For sheer variety of experiences, North Wales crams more into one small corner than any other region of Britain. I’ve tried to reflect that in this four-day motorhome or campervan tour. It begins in the Borderlands, just 1hr from our Manchester depot but you know immediately that you’re in another country, with its own pace of life, traditions, language & food.
Day 1 – Morning – Chirk Castle: The border between England and Wales has the richest concentration of castles in the world, and considering they were often built to keep us uppity Welsh in check, it’s ironic that we’ve now adopted them as beloved tourism attractions. Chirk Castle is a great example: built 700 years ago as part of Edward I’s ‘ring of steel’, it evolved into a Welsh stately home and is now in the care of the National Trust. The clipped yew hedges have something of the ‘In the Night Garden’ about them, there’s also a children’s play area and giant-sized family puzzles on the lawn.
Afternoon – Llangollen: Llangollen is barely seven miles from the border, but with a name like that, you know for sure you’re in Wales. It’s a swarthily handsome place, built on a major crossing of the River Dee, whose white waters boils picturesquely through the town centre. There are several companies that run thrilling rafting expeditions here, along with other adventure sports, wet and dry.
Day 2 – Morning – Snowdonia: Betws y Coed is Snowdonia’s main road hub, but this pretty town is much more than just a picturesque crossroads. It’s great just for mooching around, and there are good, short walks up to Llyn Elsi, or down to the Swallow Falls. Families with younger children will enjoy a trip to pretty Beddgelert, where they can seek the grave of Gelert, a legendary hound whose tragic tale is either, a) totally true, or b) totally made up by a 19th-century innkeeper to lure tourists. I’ll let you make up your mind on that one.
Afternoon – Portmeirion: Take the steam-powered Ffestiniog Railway to Minffordd, the nearest station to Portmeirion, an extraordinary Italianate fantasy village made famous by the surreally sinister 1960s TV series, The Prisoner. When the sun sets over the estuary, with the mountains looming behind, there’s really no place like it on earth.
Day 3 – Morning – Llŷn Peninsula: The Llŷn Peninsula has almost 100 miles of coastline, with dozens of beaches and coves to choose from. The south coast offers the region’s best water sports, notably at Abersoch, while the north and western coasts are wilder and more rugged. Do stop for a walk on the ‘whistling sands’ of Porth Oer, which squeak as you walk on them (it’s one of only two beaches in Europe with this special type of sand). Then head for lunch at Caernarfon, home to a magnificent castle and the Welsh Highland Railway, which steams down to Porthmadog along Snowdon’s western flanks.

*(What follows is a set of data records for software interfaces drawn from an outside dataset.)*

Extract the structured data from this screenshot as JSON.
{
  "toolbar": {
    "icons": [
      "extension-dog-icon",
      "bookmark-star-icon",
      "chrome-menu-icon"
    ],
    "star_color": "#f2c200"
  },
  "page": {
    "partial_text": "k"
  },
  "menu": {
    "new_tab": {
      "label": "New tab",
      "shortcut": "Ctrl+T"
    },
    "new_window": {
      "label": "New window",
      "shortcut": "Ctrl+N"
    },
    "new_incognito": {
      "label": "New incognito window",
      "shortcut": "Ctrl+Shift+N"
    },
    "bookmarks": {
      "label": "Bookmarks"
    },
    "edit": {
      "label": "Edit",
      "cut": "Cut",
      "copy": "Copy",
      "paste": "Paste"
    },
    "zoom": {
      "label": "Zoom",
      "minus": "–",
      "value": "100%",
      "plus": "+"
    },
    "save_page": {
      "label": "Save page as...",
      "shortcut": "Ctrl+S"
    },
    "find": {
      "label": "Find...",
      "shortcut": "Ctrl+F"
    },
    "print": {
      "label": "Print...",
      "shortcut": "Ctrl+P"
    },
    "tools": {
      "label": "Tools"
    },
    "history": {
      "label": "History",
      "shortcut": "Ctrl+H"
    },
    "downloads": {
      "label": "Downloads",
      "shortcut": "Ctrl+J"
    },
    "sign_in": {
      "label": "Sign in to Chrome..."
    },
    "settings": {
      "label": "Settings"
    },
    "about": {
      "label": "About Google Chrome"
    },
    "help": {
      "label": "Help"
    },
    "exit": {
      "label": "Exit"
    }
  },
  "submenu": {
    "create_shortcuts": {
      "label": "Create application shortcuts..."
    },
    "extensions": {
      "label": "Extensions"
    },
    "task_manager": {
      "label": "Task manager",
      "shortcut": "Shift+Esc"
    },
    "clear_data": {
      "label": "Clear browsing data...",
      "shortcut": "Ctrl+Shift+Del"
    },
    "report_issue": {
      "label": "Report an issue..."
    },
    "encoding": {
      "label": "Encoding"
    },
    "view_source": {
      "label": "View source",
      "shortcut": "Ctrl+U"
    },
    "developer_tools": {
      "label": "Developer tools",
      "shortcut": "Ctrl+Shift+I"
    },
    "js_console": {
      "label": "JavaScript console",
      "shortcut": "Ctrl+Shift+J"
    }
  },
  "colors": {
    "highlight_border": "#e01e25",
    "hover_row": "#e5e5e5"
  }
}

Afternoon – Anglesey: Head for Llanddwyn Island, which is arguably Wales’s most romantic spot, with a lighthouse and ruined chapel dedicated to the Welsh patron saint of love. On the way, take your pick between Plas Newydd country house, Anglesey Sea Zoo and Foel Farm, before heading back up the Strait to Beaumaris, which has another castle, as well as some great shops and restaurants.
Day 4 – Conwy and Llandudno: Conwy is another classic castle with the added bonus of being set in a classic medieval walled town. It’s a chic, likeable town, with a lively River Festival every summer. Just along the coast, Great Orme is the perfect place for a family muck-around, with a tramway or cable car to the summit, and lots to do when you get there. Carry on a bit further and you reach the Welsh Mountain Zoo at Colwyn Bay, whose exotic species include snow leopards, chimpanzees, red pandas and Sumatran tigers.
Once you’ve exhausted the motorhome or campervan itinerary it’ll be time to head back to our Manchester depot.
If you’d like any information on hiring one of our motorhomes or campervans or to book one, please don’t hesitate to get in touch with us at Campervan & Motorhome Hire Manchester.